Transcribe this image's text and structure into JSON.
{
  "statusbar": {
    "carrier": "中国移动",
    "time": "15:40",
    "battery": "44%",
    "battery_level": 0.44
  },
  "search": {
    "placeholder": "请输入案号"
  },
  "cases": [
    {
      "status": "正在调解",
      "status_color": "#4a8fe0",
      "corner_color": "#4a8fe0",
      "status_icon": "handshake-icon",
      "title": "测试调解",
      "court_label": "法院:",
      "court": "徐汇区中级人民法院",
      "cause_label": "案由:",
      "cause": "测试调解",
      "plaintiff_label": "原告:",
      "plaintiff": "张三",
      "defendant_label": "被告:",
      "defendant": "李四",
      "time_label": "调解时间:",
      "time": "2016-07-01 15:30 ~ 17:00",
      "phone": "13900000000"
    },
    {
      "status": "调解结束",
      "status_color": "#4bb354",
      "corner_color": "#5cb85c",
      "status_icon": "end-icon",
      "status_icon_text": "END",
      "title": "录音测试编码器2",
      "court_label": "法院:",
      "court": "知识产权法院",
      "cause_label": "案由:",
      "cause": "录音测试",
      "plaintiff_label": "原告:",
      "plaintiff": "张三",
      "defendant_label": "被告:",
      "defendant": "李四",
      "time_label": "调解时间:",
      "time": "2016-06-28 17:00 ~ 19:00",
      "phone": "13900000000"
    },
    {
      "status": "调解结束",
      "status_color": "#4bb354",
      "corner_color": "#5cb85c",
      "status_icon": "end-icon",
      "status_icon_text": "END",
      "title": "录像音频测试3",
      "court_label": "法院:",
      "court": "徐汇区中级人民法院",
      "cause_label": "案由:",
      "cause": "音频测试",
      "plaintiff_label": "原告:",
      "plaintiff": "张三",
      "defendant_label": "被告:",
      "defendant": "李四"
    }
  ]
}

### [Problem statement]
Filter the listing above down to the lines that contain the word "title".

### [Response area]
      "title": "测试调解",
      "title": "录音测试编码器2",
      "title": "录像音频测试3",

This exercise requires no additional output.